___ WORKING DATA ___

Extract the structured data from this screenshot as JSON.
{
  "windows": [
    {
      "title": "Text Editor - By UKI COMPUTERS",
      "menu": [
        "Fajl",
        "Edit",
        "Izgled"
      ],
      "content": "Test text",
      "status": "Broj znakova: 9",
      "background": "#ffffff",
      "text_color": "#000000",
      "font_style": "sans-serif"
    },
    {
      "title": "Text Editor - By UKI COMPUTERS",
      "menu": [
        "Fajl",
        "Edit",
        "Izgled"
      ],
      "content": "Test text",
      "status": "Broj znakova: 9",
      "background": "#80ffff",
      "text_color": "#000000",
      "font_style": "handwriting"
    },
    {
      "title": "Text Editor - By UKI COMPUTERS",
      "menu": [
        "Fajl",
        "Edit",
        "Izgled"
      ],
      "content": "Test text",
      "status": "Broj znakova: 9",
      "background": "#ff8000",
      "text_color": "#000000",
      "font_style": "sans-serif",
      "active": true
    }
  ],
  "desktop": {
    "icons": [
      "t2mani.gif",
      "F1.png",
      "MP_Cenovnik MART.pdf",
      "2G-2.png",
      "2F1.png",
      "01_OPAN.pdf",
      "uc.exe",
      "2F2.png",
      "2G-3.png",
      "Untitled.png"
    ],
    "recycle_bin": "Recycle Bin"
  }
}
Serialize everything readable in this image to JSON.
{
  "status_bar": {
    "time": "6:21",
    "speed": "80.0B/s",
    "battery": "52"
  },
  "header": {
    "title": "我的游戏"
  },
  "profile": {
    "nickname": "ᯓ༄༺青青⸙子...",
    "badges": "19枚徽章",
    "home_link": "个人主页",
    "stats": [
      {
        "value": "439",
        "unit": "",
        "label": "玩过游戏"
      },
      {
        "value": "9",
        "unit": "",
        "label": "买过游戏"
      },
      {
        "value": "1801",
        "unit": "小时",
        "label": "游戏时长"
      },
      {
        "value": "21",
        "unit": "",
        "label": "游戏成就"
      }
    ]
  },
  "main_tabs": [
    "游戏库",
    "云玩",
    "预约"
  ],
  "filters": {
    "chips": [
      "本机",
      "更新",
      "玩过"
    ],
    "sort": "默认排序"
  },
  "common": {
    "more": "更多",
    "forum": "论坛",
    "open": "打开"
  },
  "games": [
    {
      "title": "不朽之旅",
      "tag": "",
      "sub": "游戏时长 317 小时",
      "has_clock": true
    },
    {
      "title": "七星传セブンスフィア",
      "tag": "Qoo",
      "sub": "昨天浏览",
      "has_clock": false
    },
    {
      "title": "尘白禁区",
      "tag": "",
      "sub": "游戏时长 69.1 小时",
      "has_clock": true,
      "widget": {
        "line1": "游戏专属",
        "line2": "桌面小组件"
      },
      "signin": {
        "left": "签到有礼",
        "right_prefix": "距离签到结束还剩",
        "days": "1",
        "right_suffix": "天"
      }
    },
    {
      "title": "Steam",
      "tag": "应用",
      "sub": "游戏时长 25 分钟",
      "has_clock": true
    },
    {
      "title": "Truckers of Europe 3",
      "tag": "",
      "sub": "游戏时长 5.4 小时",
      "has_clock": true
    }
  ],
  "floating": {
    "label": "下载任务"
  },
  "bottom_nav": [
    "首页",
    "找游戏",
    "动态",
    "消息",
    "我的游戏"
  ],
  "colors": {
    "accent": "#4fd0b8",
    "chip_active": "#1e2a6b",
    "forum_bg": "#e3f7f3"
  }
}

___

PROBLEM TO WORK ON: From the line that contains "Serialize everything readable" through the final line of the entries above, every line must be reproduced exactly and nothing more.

WRITTEN ANSWER:
Serialize everything readable in this image to JSON.
{
  "status_bar": {
    "time": "6:21",
    "speed": "80.0B/s",
    "battery": "52"
  },
  "header": {
    "title": "我的游戏"
  },
  "profile": {
    "nickname": "ᯓ༄༺青青⸙子...",
    "badges": "19枚徽章",
    "home_link": "个人主页",
    "stats": [
      {
        "value": "439",
        "unit": "",
        "label": "玩过游戏"
      },
      {
        "value": "9",
        "unit": "",
        "label": "买过游戏"
      },
      {
        "value": "1801",
        "unit": "小时",
        "label": "游戏时长"
      },
      {
        "value": "21",
        "unit": "",
        "label": "游戏成就"
      }
    ]
  },
  "main_tabs": [
    "游戏库",
    "云玩",
    "预约"
  ],
  "filters": {
    "chips": [
      "本机",
      "更新",
      "玩过"
    ],
    "sort": "默认排序"
  },
  "common": {
    "more": "更多",
    "forum": "论坛",
    "open": "打开"
  },
  "games": [
    {
      "title": "不朽之旅",
      "tag": "",
      "sub": "游戏时长 317 小时",
      "has_clock": true
    },
    {
      "title": "七星传セブンスフィア",
      "tag": "Qoo",
      "sub": "昨天浏览",
      "has_clock": false
    },
    {
      "title": "尘白禁区",
      "tag": "",
      "sub": "游戏时长 69.1 小时",
      "has_clock": true,
      "widget": {
        "line1": "游戏专属",
        "line2": "桌面小组件"
      },
      "signin": {
        "left": "签到有礼",
        "right_prefix": "距离签到结束还剩",
        "days": "1",
        "right_suffix": "天"
      }
    },
    {
      "title": "Steam",
      "tag": "应用",
      "sub": "游戏时长 25 分钟",
      "has_clock": true
    },
    {
      "title": "Truckers of Europe 3",
      "tag": "",
      "sub": "游戏时长 5.4 小时",
      "has_clock": true
    }
  ],
  "floating": {
    "label": "下载任务"
  },
  "bottom_nav": [
    "首页",
    "找游戏",
    "动态",
    "消息",
    "我的游戏"
  ],
  "colors": {
    "accent": "#4fd0b8",
    "chip_active": "#1e2a6b",
    "forum_bg": "#e3f7f3"
  }
}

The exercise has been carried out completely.